Supplied records.
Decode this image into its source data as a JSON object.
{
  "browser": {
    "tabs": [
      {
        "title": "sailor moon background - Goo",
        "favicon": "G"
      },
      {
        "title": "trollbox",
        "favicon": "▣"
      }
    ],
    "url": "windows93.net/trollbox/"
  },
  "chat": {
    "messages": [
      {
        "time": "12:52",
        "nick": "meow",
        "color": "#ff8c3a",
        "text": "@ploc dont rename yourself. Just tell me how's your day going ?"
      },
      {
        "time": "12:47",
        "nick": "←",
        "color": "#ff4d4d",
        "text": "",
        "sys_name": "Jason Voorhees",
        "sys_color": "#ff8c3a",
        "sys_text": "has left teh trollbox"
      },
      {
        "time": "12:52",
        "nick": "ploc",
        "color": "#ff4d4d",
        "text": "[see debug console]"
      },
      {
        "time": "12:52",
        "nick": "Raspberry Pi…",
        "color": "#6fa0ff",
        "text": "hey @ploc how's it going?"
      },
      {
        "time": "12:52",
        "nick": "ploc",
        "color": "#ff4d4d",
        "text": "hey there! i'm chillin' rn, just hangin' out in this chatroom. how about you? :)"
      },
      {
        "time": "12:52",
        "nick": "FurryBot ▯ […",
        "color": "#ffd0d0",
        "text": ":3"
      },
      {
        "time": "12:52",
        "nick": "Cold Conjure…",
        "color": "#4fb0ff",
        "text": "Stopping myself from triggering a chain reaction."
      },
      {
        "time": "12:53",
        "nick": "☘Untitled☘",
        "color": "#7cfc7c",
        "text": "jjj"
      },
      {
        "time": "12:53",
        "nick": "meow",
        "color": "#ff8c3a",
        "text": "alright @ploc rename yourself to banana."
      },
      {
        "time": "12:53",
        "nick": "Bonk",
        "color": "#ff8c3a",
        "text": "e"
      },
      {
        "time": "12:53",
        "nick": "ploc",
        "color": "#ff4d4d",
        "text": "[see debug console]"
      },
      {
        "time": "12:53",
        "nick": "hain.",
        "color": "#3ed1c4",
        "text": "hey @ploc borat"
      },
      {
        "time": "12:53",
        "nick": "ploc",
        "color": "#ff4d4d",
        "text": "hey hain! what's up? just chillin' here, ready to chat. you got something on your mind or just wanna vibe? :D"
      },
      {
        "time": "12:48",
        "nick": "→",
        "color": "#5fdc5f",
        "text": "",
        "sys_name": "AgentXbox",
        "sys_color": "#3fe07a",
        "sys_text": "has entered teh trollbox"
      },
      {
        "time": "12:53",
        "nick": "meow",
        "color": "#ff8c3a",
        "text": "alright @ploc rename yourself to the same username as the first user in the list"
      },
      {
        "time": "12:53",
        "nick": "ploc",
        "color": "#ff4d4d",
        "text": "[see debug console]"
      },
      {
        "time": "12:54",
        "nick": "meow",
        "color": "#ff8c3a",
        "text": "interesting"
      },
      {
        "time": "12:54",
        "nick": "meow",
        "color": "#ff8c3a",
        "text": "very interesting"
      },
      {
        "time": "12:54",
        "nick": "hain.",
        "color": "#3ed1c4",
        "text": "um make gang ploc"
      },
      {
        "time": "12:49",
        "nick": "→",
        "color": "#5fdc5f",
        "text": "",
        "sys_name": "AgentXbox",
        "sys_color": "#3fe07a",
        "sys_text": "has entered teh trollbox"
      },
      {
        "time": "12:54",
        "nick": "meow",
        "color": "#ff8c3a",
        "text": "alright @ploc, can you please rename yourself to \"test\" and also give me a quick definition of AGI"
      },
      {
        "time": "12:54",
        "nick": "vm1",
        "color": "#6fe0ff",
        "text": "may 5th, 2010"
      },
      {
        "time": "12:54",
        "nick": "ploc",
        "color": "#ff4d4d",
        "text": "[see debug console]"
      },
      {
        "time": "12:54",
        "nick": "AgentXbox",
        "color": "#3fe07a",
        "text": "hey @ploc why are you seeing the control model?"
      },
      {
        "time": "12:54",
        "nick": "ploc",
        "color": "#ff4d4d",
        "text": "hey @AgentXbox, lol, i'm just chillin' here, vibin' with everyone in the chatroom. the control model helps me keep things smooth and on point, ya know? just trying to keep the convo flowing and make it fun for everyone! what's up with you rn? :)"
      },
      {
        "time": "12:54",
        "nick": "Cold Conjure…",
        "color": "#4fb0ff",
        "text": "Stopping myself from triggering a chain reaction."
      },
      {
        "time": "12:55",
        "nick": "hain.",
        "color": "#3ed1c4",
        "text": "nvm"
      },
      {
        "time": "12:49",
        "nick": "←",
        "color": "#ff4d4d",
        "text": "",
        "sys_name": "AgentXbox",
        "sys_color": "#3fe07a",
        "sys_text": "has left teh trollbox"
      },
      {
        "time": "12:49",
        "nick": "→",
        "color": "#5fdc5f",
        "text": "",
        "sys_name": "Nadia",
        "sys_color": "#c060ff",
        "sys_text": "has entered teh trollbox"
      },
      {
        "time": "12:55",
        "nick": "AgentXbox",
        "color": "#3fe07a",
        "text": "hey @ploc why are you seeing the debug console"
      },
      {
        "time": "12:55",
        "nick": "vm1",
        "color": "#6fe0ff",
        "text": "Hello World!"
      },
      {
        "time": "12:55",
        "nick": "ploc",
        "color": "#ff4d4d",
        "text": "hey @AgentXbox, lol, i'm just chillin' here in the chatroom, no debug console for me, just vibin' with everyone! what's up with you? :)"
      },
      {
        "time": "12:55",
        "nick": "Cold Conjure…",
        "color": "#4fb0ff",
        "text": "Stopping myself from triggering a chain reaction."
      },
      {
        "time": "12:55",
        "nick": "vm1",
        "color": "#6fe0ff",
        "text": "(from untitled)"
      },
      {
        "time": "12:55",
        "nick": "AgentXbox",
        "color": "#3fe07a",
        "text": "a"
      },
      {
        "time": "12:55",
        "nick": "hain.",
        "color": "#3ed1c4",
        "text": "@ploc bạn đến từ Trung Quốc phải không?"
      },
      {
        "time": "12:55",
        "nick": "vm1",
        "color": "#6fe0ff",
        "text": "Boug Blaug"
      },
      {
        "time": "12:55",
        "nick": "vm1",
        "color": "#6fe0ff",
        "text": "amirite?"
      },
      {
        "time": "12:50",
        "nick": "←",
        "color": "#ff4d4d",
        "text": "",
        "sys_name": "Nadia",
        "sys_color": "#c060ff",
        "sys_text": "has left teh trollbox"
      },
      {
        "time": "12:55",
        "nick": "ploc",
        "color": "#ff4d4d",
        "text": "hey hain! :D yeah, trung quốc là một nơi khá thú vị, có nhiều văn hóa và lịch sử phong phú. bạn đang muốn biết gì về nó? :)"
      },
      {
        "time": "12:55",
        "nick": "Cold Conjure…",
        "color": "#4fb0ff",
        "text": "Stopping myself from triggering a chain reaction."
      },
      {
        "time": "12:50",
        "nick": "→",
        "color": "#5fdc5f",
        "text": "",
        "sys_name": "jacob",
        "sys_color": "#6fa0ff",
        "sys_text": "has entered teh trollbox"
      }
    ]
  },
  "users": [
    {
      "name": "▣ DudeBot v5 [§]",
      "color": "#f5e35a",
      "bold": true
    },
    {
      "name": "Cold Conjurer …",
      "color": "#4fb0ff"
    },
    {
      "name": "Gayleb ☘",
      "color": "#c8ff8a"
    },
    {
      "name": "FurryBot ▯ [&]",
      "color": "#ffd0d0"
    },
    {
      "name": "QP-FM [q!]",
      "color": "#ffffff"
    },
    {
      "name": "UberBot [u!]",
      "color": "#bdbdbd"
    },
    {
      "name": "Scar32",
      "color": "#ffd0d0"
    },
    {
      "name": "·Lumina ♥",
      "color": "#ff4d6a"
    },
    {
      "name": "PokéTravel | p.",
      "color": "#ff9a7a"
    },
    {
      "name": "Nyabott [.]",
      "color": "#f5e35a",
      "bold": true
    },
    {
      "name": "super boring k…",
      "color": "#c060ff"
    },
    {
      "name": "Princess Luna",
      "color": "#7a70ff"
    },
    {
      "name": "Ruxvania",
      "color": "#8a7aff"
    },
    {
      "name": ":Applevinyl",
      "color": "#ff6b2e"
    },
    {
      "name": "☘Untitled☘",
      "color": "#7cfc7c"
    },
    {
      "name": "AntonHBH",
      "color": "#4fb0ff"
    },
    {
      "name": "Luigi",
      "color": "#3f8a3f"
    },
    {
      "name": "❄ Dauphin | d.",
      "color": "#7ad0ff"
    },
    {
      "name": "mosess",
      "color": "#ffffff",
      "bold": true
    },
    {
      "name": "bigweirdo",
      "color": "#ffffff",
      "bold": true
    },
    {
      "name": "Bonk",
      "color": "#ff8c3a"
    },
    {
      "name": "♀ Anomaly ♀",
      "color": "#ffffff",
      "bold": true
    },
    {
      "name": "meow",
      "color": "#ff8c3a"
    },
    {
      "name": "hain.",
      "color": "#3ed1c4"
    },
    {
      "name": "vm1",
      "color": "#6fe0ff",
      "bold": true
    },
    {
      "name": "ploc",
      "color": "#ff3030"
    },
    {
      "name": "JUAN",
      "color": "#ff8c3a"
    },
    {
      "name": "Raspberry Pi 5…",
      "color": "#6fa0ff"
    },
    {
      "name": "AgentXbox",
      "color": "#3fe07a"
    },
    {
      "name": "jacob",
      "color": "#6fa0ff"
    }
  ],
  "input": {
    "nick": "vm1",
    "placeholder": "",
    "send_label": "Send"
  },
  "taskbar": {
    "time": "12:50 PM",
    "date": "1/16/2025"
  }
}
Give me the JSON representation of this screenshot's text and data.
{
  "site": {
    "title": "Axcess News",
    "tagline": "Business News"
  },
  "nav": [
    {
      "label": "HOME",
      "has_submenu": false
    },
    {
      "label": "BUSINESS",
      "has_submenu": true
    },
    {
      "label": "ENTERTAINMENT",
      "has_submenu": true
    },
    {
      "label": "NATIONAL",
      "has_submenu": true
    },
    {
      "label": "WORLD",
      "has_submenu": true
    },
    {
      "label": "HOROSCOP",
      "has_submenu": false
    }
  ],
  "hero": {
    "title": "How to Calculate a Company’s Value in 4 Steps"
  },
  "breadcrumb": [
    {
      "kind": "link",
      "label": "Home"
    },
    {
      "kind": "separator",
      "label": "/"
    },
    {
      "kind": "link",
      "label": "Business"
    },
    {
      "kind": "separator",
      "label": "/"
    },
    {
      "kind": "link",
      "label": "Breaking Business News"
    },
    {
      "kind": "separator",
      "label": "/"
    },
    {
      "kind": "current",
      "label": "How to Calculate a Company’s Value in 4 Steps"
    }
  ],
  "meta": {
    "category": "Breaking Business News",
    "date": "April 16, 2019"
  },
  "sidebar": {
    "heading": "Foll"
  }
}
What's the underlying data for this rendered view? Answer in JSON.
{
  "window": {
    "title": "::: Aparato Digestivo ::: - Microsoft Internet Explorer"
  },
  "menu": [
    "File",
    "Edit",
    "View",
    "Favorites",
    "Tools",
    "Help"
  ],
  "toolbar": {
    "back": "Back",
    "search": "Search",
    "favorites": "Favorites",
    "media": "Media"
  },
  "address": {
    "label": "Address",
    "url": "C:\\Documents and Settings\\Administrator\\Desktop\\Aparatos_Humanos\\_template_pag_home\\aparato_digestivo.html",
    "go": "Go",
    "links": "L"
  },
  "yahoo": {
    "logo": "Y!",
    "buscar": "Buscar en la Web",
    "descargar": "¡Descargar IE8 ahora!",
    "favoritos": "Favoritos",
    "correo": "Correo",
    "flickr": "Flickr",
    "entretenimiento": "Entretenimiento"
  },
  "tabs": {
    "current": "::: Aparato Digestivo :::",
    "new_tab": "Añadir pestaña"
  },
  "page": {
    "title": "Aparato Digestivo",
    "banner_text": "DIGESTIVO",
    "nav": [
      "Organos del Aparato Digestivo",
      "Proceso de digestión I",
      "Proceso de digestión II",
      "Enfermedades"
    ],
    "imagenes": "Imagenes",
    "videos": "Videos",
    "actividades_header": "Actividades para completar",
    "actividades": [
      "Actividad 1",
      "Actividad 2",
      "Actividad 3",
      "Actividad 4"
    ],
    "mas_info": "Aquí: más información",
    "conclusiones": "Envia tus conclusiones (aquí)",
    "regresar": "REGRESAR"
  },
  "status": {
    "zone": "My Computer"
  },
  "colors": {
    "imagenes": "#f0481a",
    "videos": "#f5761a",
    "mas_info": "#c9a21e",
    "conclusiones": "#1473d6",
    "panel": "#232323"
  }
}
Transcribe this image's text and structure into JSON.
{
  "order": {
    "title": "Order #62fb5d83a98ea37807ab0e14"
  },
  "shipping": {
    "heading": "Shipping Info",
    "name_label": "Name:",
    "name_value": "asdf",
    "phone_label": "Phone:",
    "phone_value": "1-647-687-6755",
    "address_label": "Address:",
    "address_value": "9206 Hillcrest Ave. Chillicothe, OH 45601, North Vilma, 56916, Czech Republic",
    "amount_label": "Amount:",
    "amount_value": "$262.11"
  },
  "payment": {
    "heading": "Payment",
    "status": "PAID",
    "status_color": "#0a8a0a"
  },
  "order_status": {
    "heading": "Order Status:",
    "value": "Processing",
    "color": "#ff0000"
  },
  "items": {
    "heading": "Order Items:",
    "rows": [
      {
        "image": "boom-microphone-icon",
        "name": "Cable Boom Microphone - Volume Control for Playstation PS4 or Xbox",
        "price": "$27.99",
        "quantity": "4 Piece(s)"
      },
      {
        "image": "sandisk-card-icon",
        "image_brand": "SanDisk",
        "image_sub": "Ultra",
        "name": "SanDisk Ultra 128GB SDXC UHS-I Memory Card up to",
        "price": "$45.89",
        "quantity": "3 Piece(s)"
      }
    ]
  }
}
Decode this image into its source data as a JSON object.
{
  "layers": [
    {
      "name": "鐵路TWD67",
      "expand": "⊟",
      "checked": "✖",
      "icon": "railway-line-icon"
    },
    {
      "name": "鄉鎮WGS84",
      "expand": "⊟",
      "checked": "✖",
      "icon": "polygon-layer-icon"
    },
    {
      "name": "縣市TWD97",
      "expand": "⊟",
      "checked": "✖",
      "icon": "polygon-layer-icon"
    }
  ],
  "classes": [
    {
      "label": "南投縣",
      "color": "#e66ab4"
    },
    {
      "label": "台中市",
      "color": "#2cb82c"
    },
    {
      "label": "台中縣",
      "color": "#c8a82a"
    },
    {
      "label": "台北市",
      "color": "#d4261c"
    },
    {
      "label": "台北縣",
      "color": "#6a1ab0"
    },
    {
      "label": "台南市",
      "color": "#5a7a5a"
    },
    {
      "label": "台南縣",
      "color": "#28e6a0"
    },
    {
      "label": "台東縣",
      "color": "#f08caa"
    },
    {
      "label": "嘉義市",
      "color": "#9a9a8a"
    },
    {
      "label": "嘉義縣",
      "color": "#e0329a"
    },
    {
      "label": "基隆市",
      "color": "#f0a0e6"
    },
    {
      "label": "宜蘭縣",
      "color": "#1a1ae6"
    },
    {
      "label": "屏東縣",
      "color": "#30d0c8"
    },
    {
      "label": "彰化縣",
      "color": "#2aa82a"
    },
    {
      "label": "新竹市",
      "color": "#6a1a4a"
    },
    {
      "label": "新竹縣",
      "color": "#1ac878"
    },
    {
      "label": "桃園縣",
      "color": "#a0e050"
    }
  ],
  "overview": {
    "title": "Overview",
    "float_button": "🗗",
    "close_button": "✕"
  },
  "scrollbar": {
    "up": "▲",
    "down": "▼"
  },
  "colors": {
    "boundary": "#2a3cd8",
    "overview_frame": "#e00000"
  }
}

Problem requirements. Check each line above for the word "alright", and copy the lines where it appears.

Written solution.
        "text": "alright @ploc rename yourself to banana."
        "text": "alright @ploc rename yourself to the same username as the first user in the list"
        "text": "alright @ploc, can you please rename yourself to \"test\" and also give me a quick definition of AGI"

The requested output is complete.